Page 137. Talman wrote a “tale based on our good old friend Honest Mac” (Everett McNeil). Lovecraft notes “His real charm as a perpetual boy telling stories to other boys”. Talman’s story was mangled by an editor. The man being “a sterotyped commercial robot” and “a big-winded office-hound” in Lovecraft’s view. The editor had demanded that a stenographer be added, “as if it were illogical for a writer not to be able to hire a typist”. The tale was “The Story Teller: A Tale of Christmas”, which survives in its editor-warped “mangled” form.
Thus McNeil features as a character in another story, albeit not a weird one. I have a survey of ‘McNeil as character’ in my biography of him. Talman’s tale ran in the Christmas number of The Texaco Star (Vol. 17, No. 11, December 1930), and is interesting as a romantic pen-picture of a key Kalem member by one who knew him. Lovecraft objected to the frock-coat in the illustrations, but thought the pictures “looked a bit like him”.
Page 138. Lovecraft’s camera was, by October 1930, a portable “vest-pocket Kodak” though it made what he called “microscopic views”. This was then his only camera “in working order”. He doesn’t give its model or date, so the model can’t be guessed. A 1918 early “vest-pocket Kodak” model looked like this…
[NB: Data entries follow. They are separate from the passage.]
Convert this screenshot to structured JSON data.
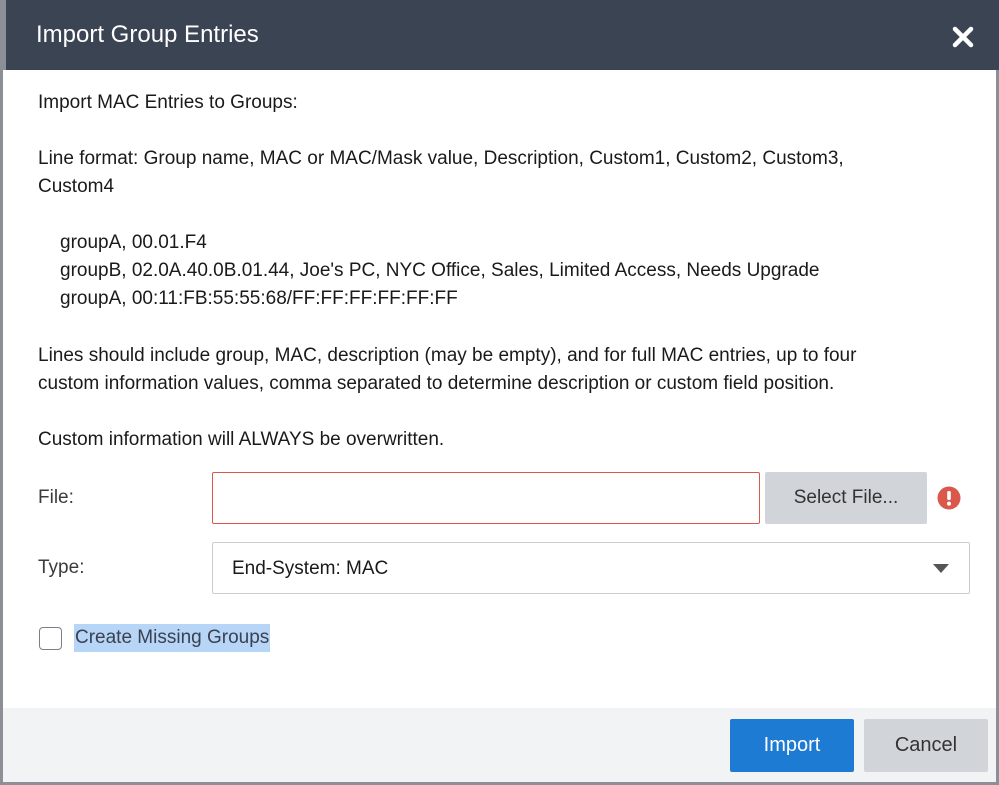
{
  "dialog": {
    "title": "Import Group Entries",
    "close_icon": "close-icon"
  },
  "instructions": {
    "heading": "Import MAC Entries to Groups:",
    "line_format_1": "Line format: Group name, MAC or MAC/Mask value, Description, Custom1, Custom2, Custom3,",
    "line_format_2": "Custom4",
    "examples": [
      "groupA, 00.01.F4",
      "groupB, 02.0A.40.0B.01.44, Joe's PC, NYC Office, Sales, Limited Access, Needs Upgrade",
      "groupA, 00:11:FB:55:55:68/FF:FF:FF:FF:FF:FF"
    ],
    "note_1": "Lines should include group, MAC, description (may be empty), and for full MAC entries, up to four",
    "note_2": "custom information values, comma separated to determine description or custom field position.",
    "warning": "Custom information will ALWAYS be overwritten."
  },
  "form": {
    "file_label": "File:",
    "file_value": "",
    "select_file_label": "Select File...",
    "error_icon": "error-icon",
    "type_label": "Type:",
    "type_value": "End-System: MAC",
    "create_missing_label": "Create Missing Groups",
    "create_missing_checked": false
  },
  "footer": {
    "import_label": "Import",
    "cancel_label": "Cancel"
  },
  "colors": {
    "titlebar": "#3a4452",
    "primary": "#1e7bd4",
    "error": "#d9574b",
    "highlight": "#b6d5f7"
  }
}
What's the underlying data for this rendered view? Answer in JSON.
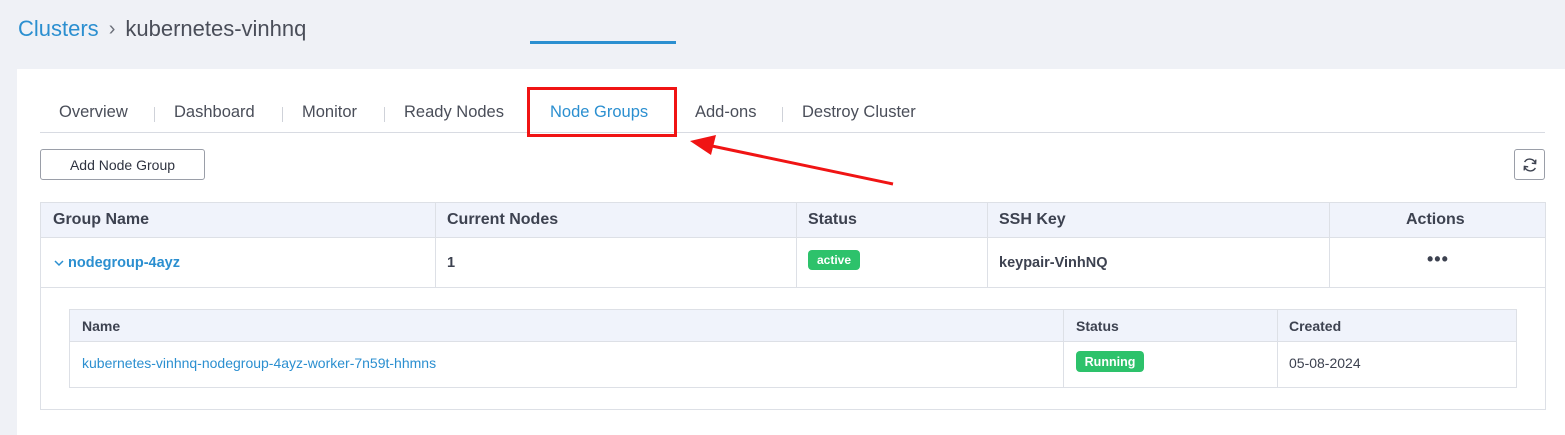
{
  "breadcrumb": {
    "root": "Clusters",
    "separator": "›",
    "current": "kubernetes-vinhnq"
  },
  "tabs": [
    {
      "label": "Overview"
    },
    {
      "label": "Dashboard"
    },
    {
      "label": "Monitor"
    },
    {
      "label": "Ready Nodes"
    },
    {
      "label": "Node Groups",
      "active": true
    },
    {
      "label": "Add-ons"
    },
    {
      "label": "Destroy Cluster"
    }
  ],
  "toolbar": {
    "add_label": "Add Node Group",
    "refresh_icon": "refresh-icon"
  },
  "table": {
    "headers": [
      "Group Name",
      "Current Nodes",
      "Status",
      "SSH Key",
      "Actions"
    ],
    "rows": [
      {
        "group_name": "nodegroup-4ayz",
        "current_nodes": "1",
        "status": "active",
        "ssh_key": "keypair-VinhNQ",
        "actions": "•••"
      }
    ]
  },
  "subtable": {
    "headers": [
      "Name",
      "Status",
      "Created"
    ],
    "rows": [
      {
        "name": "kubernetes-vinhnq-nodegroup-4ayz-worker-7n59t-hhmns",
        "status": "Running",
        "created": "05-08-2024"
      }
    ]
  },
  "colors": {
    "accent": "#2b8fd0",
    "success": "#2dc26b",
    "annotation": "#f01414"
  }
}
Several years later he tells Talman that he has photographed his new home at No. 66 with his old “1907 #2 Brownie” (a Kodak ‘box-brownie’), so he must have had it mended since 1930 or perhaps just bought film for it and given it a clean.
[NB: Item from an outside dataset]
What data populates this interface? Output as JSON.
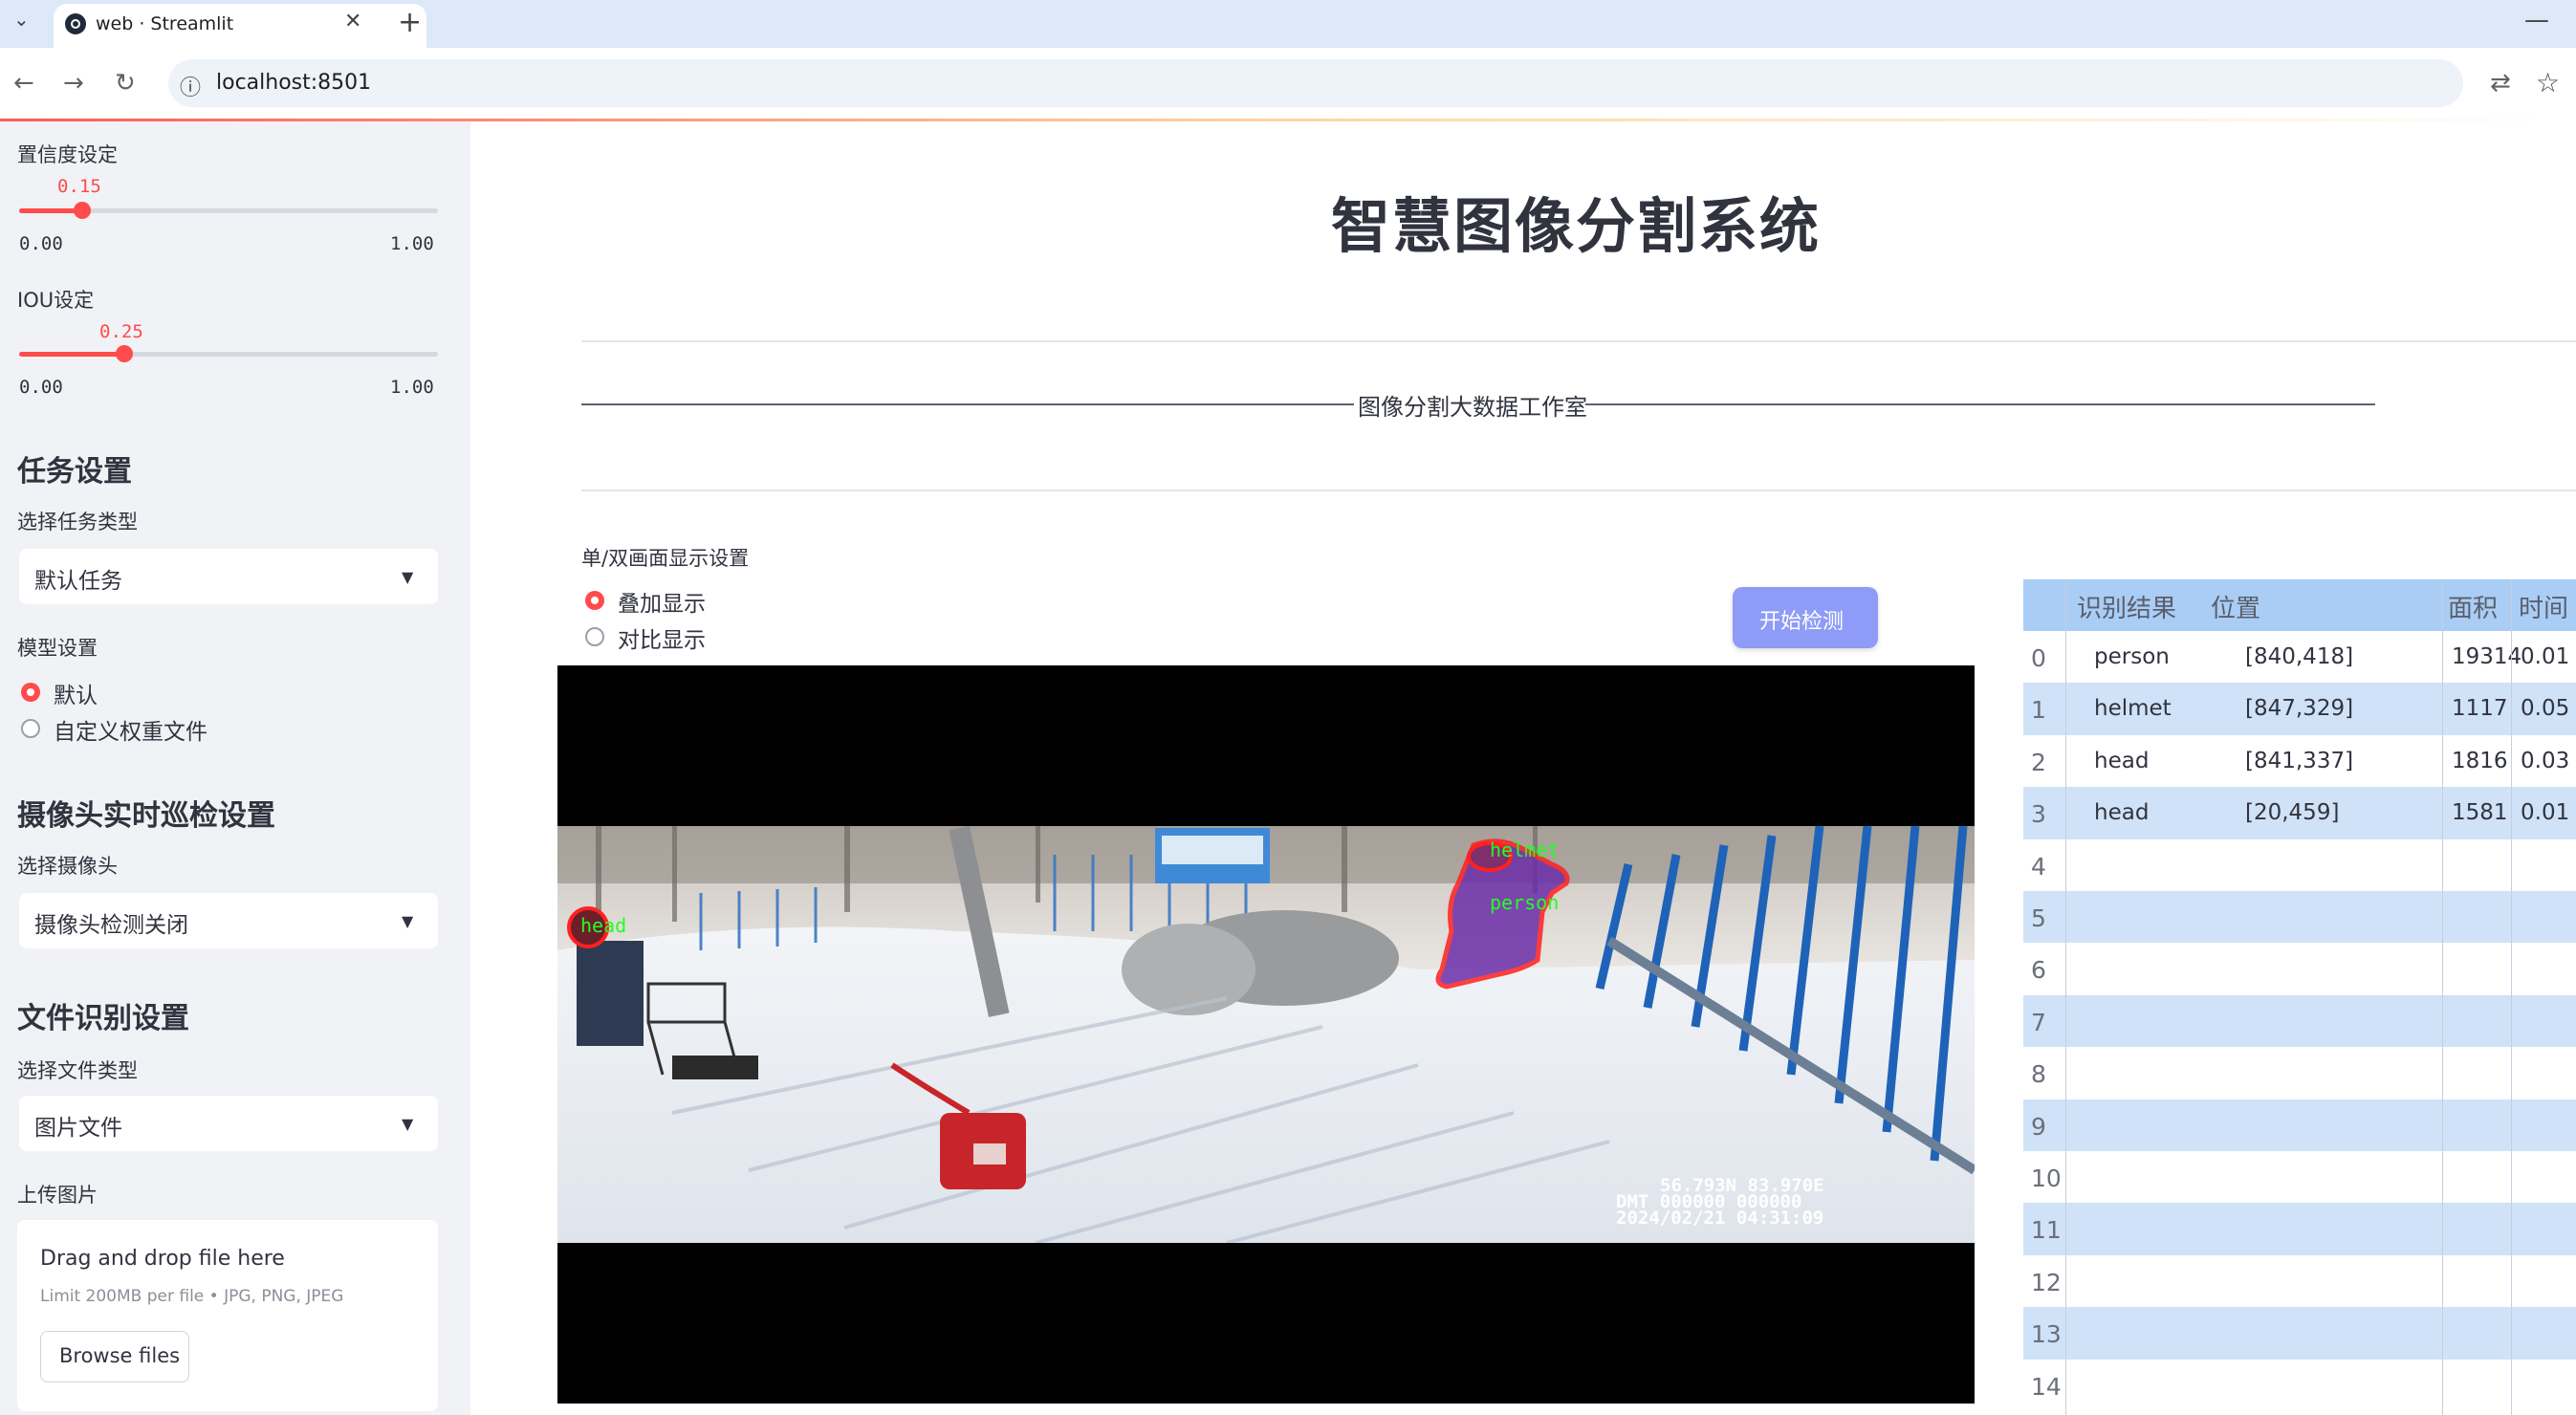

Page 149. “Bedford is one of my favourite villages”. The latest Texaco Star has arrived, and the “New London article interested me greatly”, and he was further captivated by “the whaling article” along with “the Jamaica article”. He eagerly awaits “the Providence article” in a later issue, to which by the sound of it he has contributed something. At this time Talman is working on the magazine. Not noted by Lovecraft, the latest Texaco Star’ Contents page briefly notes that dinosaur eggs have been discovered in the USA for the first time.
Page 153. Lovecraft reads the reviews in the Sunday Times, presumably the Sunday edition of the New York Times and not the Times of London.
Page 160. Of his press cuttings collection he notes that “most of them are printed on such rotten paper that they perish in the course of a very few years”. Thus his cuttings file(s), which I had previously wondered about re: their present location, might only have been a relatively ephemeral thing. By Christmas 1930 it was possible to copy a document by hunting up what he calls “a photostatic reproducer” who would change “50 cents” to copy the proofreading booklet that Talman had then sent. But obviously the costs would have been prohibitive for preserving newspaper cuttings.
Page 162. “Prose must be created with just the same exactness, delicacy of ear, imaginative fertility etc, as verse.”
Page 164. On Blackwood… “His prose is so accursedly bad and journalese”.
Page 169. He reveals what he was doing in 1904-05, at age 14-15. Intensively studying the histories of the ancient world. On the details of the capture of Babylon in 312 B.C…. “in 1905 or so I knew all this just as well as I know my own name”. In 1932 he had to refresh his memory of some of the details.
Page 175. “My postcard collection is classified”, ordered by place presumably, and it “hath now overflowed the trunk and includes two cardboard boxes as an annexe”. Today, the Brown repository only 557 cards, some of those not from Lovecraft (e.g. Cook to Cole) or if from Lovecraft are not picture-postcards.
Page 175. “I’ll have to cook up some adventures of Ward Phillips, the occult deteckatiff” (i.e. himself). In April 1931 he was evidently perusing the “scientifiction” magazines, if only on the news-stands, since he remarks that he has not yet seen any Belknap Long science-fiction stories in these.
Page 177-178. He gives detailed advice on “The Curse Wheel” for Talman, re: re-writing this ‘Jersey Devil’ tale. Getting carried away, he gives his own substantial rewriting in five long paragraphs. New fiction from Lovecraft! Well, new to me anyway.